--- Task to complete ---
Please report every line in the material below where the word "price" is found.

--- Source records ---
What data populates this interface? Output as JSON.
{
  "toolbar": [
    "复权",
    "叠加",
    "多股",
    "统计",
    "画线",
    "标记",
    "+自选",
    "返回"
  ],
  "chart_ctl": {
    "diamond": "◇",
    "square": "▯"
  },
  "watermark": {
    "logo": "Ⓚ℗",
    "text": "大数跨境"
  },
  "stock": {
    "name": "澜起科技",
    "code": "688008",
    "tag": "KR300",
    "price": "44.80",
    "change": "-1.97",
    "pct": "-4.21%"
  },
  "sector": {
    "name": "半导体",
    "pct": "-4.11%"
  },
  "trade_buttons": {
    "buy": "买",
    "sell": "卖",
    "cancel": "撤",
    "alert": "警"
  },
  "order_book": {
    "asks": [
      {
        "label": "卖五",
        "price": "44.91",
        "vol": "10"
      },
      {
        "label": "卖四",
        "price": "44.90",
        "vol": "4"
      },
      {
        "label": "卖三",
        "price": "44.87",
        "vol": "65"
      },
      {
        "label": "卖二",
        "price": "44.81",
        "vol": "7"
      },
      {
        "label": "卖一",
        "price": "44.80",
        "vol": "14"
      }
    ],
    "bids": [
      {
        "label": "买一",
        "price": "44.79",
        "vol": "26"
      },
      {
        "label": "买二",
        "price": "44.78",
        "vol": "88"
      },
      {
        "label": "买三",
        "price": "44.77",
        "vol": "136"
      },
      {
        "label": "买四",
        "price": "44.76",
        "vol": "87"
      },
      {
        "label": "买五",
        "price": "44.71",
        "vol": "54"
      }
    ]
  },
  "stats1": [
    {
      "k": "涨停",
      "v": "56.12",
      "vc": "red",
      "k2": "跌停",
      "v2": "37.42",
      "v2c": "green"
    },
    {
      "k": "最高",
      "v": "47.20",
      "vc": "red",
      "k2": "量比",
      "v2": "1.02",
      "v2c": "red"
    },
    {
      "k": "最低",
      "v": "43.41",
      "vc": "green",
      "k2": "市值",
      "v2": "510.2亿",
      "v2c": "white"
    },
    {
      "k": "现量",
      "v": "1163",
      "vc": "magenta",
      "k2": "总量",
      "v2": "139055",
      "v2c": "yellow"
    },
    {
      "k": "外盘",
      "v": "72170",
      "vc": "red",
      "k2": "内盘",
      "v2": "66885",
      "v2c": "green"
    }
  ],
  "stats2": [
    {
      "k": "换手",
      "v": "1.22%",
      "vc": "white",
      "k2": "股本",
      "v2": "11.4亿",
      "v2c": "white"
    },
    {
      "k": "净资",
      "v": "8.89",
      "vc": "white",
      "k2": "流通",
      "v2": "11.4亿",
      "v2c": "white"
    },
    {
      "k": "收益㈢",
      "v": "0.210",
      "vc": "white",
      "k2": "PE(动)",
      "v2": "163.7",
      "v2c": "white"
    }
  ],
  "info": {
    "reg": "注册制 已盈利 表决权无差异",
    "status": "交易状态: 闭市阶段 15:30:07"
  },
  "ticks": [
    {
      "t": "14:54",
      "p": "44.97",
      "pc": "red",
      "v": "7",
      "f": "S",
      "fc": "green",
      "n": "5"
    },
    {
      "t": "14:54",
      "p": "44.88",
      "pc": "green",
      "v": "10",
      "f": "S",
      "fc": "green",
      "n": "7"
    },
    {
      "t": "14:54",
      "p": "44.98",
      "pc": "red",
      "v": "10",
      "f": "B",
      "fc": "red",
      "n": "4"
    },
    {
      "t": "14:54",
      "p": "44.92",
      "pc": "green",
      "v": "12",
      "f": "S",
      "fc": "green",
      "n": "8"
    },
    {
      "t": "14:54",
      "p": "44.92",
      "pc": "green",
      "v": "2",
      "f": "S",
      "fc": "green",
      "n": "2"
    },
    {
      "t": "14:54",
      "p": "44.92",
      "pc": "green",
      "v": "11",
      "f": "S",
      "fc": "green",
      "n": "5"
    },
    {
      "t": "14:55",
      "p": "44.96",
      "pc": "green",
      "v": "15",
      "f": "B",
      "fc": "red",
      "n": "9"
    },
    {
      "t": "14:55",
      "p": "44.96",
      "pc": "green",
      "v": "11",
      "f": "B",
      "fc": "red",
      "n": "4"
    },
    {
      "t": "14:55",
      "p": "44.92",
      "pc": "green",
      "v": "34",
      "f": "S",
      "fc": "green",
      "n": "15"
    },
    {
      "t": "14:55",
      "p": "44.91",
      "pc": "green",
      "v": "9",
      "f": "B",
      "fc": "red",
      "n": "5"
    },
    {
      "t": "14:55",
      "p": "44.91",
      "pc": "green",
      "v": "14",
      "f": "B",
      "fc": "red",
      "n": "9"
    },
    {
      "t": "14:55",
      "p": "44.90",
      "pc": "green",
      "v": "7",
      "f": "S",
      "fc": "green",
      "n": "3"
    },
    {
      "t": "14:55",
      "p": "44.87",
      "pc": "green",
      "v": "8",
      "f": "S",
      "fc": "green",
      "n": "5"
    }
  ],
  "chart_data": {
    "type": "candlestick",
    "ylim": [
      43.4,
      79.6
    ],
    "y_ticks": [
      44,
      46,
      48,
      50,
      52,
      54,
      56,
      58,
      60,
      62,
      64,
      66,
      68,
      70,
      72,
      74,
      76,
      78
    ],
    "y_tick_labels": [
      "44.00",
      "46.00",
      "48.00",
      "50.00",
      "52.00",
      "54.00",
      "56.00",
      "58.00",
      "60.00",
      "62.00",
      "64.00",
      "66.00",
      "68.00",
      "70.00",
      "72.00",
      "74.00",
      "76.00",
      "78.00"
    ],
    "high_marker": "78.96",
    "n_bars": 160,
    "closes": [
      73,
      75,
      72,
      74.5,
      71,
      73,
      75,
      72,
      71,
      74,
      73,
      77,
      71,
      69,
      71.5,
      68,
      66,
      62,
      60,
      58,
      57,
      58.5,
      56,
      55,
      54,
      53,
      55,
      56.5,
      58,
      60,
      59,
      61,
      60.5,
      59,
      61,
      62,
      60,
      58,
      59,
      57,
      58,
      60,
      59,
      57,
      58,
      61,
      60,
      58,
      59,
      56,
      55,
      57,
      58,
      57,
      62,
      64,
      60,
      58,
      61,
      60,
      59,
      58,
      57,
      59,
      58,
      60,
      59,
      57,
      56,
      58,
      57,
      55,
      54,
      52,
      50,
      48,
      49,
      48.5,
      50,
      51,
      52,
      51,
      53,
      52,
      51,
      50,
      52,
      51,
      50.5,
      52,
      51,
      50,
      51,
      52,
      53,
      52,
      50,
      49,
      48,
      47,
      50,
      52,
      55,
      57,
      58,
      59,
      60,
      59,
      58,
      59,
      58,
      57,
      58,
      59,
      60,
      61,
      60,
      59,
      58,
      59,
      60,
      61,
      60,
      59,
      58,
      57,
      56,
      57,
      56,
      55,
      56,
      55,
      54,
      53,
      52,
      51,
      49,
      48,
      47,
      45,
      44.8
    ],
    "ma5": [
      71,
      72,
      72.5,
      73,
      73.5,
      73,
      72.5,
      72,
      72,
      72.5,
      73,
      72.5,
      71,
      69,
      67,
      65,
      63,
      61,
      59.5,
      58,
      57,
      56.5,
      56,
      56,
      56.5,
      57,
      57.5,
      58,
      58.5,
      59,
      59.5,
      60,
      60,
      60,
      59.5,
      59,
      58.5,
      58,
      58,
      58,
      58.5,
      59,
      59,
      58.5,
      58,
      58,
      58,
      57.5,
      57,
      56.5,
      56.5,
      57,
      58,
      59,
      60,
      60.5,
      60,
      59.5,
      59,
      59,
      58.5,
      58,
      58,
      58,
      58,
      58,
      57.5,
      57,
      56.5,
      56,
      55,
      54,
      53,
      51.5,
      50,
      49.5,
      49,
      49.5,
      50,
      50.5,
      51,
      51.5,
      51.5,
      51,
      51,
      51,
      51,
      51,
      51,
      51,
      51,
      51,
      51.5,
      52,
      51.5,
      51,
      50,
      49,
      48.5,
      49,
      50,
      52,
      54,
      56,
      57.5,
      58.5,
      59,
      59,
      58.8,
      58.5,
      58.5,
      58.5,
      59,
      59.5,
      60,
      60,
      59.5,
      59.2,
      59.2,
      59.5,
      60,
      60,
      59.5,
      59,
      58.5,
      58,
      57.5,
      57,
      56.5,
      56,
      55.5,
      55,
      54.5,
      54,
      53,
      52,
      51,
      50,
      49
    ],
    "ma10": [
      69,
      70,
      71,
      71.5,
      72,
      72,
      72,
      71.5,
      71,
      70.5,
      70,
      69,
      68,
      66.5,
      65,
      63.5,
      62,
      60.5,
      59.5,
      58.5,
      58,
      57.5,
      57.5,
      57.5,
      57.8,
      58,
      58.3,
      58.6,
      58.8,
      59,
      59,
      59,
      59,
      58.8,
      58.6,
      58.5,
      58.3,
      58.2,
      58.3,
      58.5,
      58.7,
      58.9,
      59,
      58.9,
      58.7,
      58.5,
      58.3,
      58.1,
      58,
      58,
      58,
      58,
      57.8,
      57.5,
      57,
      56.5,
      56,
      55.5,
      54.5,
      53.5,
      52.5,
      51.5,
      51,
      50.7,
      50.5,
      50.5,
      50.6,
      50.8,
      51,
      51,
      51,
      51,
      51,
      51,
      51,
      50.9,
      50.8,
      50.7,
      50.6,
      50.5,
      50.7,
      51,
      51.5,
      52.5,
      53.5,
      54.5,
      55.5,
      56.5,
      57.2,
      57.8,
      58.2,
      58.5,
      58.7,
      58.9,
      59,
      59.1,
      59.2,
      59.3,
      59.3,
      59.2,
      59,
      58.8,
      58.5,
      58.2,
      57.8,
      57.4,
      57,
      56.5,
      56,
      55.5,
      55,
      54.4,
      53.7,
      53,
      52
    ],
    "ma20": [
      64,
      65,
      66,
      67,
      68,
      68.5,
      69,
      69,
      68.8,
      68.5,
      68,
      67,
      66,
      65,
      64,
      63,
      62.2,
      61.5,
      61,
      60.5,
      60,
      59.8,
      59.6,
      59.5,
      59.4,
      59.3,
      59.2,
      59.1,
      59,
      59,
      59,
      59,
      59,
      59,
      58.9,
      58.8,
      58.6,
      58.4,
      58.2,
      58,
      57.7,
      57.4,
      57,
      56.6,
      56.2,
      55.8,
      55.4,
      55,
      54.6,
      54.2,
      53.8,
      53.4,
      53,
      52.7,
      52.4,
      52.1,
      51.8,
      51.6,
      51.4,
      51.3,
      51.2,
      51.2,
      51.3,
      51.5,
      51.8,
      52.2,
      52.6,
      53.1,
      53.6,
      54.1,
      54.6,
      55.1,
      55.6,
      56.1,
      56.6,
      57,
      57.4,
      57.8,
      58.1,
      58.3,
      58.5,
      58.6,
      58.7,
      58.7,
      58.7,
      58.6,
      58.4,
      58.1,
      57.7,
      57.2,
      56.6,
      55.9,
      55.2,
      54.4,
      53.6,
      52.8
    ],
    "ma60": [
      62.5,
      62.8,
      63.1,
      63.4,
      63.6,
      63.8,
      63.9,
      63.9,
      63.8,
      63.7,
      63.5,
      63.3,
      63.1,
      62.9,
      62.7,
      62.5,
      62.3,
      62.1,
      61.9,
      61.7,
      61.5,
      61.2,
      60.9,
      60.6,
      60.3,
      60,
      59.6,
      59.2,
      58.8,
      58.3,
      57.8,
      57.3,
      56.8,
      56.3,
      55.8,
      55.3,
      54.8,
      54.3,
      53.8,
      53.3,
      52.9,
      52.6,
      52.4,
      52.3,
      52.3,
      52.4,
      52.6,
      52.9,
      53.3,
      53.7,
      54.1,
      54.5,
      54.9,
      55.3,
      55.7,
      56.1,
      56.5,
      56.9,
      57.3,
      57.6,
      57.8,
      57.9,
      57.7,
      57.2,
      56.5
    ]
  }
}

--- Your solution ---
    "price": "44.80",
        "price": "44.91",
        "price": "44.90",
        "price": "44.87",
        "price": "44.81",
        "price": "44.80",
        "price": "44.79",
        "price": "44.78",
        "price": "44.77",
        "price": "44.76",
        "price": "44.71",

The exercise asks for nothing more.